*** The data Section Begins ***

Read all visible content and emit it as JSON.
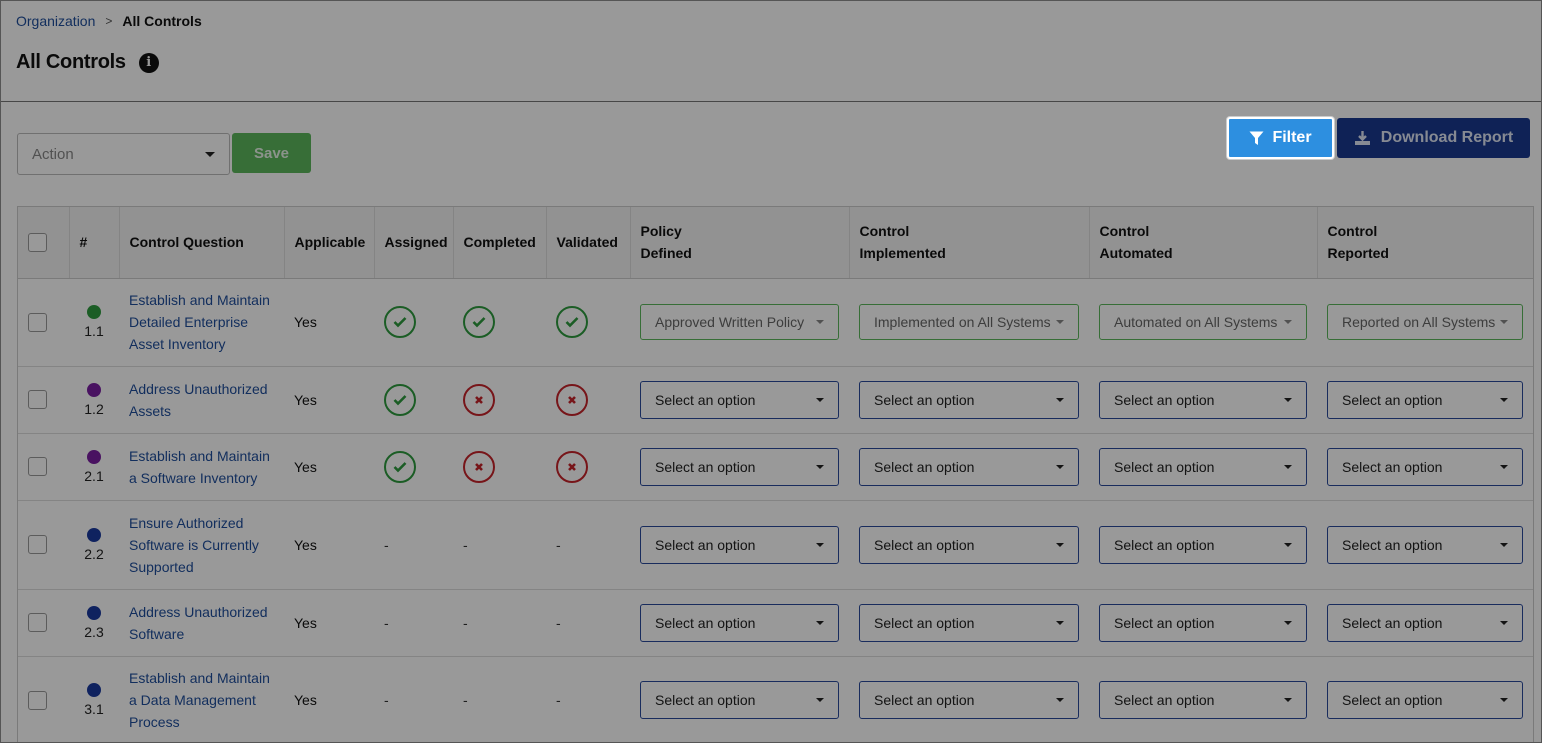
{
  "breadcrumb": {
    "parent": "Organization",
    "separator": ">",
    "current": "All Controls"
  },
  "page": {
    "title": "All Controls",
    "info_icon": "info-icon"
  },
  "toolbar": {
    "action_placeholder": "Action",
    "save_label": "Save",
    "filter_label": "Filter",
    "download_label": "Download Report"
  },
  "table": {
    "columns": {
      "number": "#",
      "question": "Control Question",
      "applicable": "Applicable",
      "assigned": "Assigned",
      "completed": "Completed",
      "validated": "Validated",
      "policy_line1": "Policy",
      "policy_line2": "Defined",
      "implemented_line1": "Control",
      "implemented_line2": "Implemented",
      "automated_line1": "Control",
      "automated_line2": "Automated",
      "reported_line1": "Control",
      "reported_line2": "Reported"
    },
    "rows": [
      {
        "number": "1.1",
        "dot_color": "#2e9b3e",
        "question_lines": [
          "Establish and Maintain",
          "Detailed Enterprise",
          "Asset Inventory"
        ],
        "applicable": "Yes",
        "assigned": "check",
        "completed": "check",
        "validated": "check",
        "policy": "Approved Written Policy",
        "implemented": "Implemented on All Systems",
        "automated": "Automated on All Systems",
        "reported": "Reported on All Systems",
        "set": true
      },
      {
        "number": "1.2",
        "dot_color": "#7a1fa2",
        "question_lines": [
          "Address Unauthorized",
          "Assets"
        ],
        "applicable": "Yes",
        "assigned": "check",
        "completed": "cross",
        "validated": "cross",
        "policy": "Select an option",
        "implemented": "Select an option",
        "automated": "Select an option",
        "reported": "Select an option",
        "set": false
      },
      {
        "number": "2.1",
        "dot_color": "#7a1fa2",
        "question_lines": [
          "Establish and Maintain",
          "a Software Inventory"
        ],
        "applicable": "Yes",
        "assigned": "check",
        "completed": "cross",
        "validated": "cross",
        "policy": "Select an option",
        "implemented": "Select an option",
        "automated": "Select an option",
        "reported": "Select an option",
        "set": false
      },
      {
        "number": "2.2",
        "dot_color": "#1a3a9f",
        "question_lines": [
          "Ensure Authorized",
          "Software is Currently",
          "Supported"
        ],
        "applicable": "Yes",
        "assigned": "-",
        "completed": "-",
        "validated": "-",
        "policy": "Select an option",
        "implemented": "Select an option",
        "automated": "Select an option",
        "reported": "Select an option",
        "set": false
      },
      {
        "number": "2.3",
        "dot_color": "#1a3a9f",
        "question_lines": [
          "Address Unauthorized",
          "Software"
        ],
        "applicable": "Yes",
        "assigned": "-",
        "completed": "-",
        "validated": "-",
        "policy": "Select an option",
        "implemented": "Select an option",
        "automated": "Select an option",
        "reported": "Select an option",
        "set": false
      },
      {
        "number": "3.1",
        "dot_color": "#1a3a9f",
        "question_lines": [
          "Establish and Maintain",
          "a Data Management",
          "Process"
        ],
        "applicable": "Yes",
        "assigned": "-",
        "completed": "-",
        "validated": "-",
        "policy": "Select an option",
        "implemented": "Select an option",
        "automated": "Select an option",
        "reported": "Select an option",
        "set": false
      }
    ]
  },
  "overlay": {
    "color": "rgba(0,0,0,0.40)"
  }
}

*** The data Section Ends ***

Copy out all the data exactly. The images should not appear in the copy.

Written solution
Read all visible content and emit it as JSON.
{
  "breadcrumb": {
    "parent": "Organization",
    "separator": ">",
    "current": "All Controls"
  },
  "page": {
    "title": "All Controls",
    "info_icon": "info-icon"
  },
  "toolbar": {
    "action_placeholder": "Action",
    "save_label": "Save",
    "filter_label": "Filter",
    "download_label": "Download Report"
  },
  "table": {
    "columns": {
      "number": "#",
      "question": "Control Question",
      "applicable": "Applicable",
      "assigned": "Assigned",
      "completed": "Completed",
      "validated": "Validated",
      "policy_line1": "Policy",
      "policy_line2": "Defined",
      "implemented_line1": "Control",
      "implemented_line2": "Implemented",
      "automated_line1": "Control",
      "automated_line2": "Automated",
      "reported_line1": "Control",
      "reported_line2": "Reported"
    },
    "rows": [
      {
        "number": "1.1",
        "dot_color": "#2e9b3e",
        "question_lines": [
          "Establish and Maintain",
          "Detailed Enterprise",
          "Asset Inventory"
        ],
        "applicable": "Yes",
        "assigned": "check",
        "completed": "check",
        "validated": "check",
        "policy": "Approved Written Policy",
        "implemented": "Implemented on All Systems",
        "automated": "Automated on All Systems",
        "reported": "Reported on All Systems",
        "set": true
      },
      {
        "number": "1.2",
        "dot_color": "#7a1fa2",
        "question_lines": [
          "Address Unauthorized",
          "Assets"
        ],
        "applicable": "Yes",
        "assigned": "check",
        "completed": "cross",
        "validated": "cross",
        "policy": "Select an option",
        "implemented": "Select an option",
        "automated": "Select an option",
        "reported": "Select an option",
        "set": false
      },
      {
        "number": "2.1",
        "dot_color": "#7a1fa2",
        "question_lines": [
          "Establish and Maintain",
          "a Software Inventory"
        ],
        "applicable": "Yes",
        "assigned": "check",
        "completed": "cross",
        "validated": "cross",
        "policy": "Select an option",
        "implemented": "Select an option",
        "automated": "Select an option",
        "reported": "Select an option",
        "set": false
      },
      {
        "number": "2.2",
        "dot_color": "#1a3a9f",
        "question_lines": [
          "Ensure Authorized",
          "Software is Currently",
          "Supported"
        ],
        "applicable": "Yes",
        "assigned": "-",
        "completed": "-",
        "validated": "-",
        "policy": "Select an option",
        "implemented": "Select an option",
        "automated": "Select an option",
        "reported": "Select an option",
        "set": false
      },
      {
        "number": "2.3",
        "dot_color": "#1a3a9f",
        "question_lines": [
          "Address Unauthorized",
          "Software"
        ],
        "applicable": "Yes",
        "assigned": "-",
        "completed": "-",
        "validated": "-",
        "policy": "Select an option",
        "implemented": "Select an option",
        "automated": "Select an option",
        "reported": "Select an option",
        "set": false
      },
      {
        "number": "3.1",
        "dot_color": "#1a3a9f",
        "question_lines": [
          "Establish and Maintain",
          "a Data Management",
          "Process"
        ],
        "applicable": "Yes",
        "assigned": "-",
        "completed": "-",
        "validated": "-",
        "policy": "Select an option",
        "implemented": "Select an option",
        "automated": "Select an option",
        "reported": "Select an option",
        "set": false
      }
    ]
  },
  "overlay": {
    "color": "rgba(0,0,0,0.40)"
  }
}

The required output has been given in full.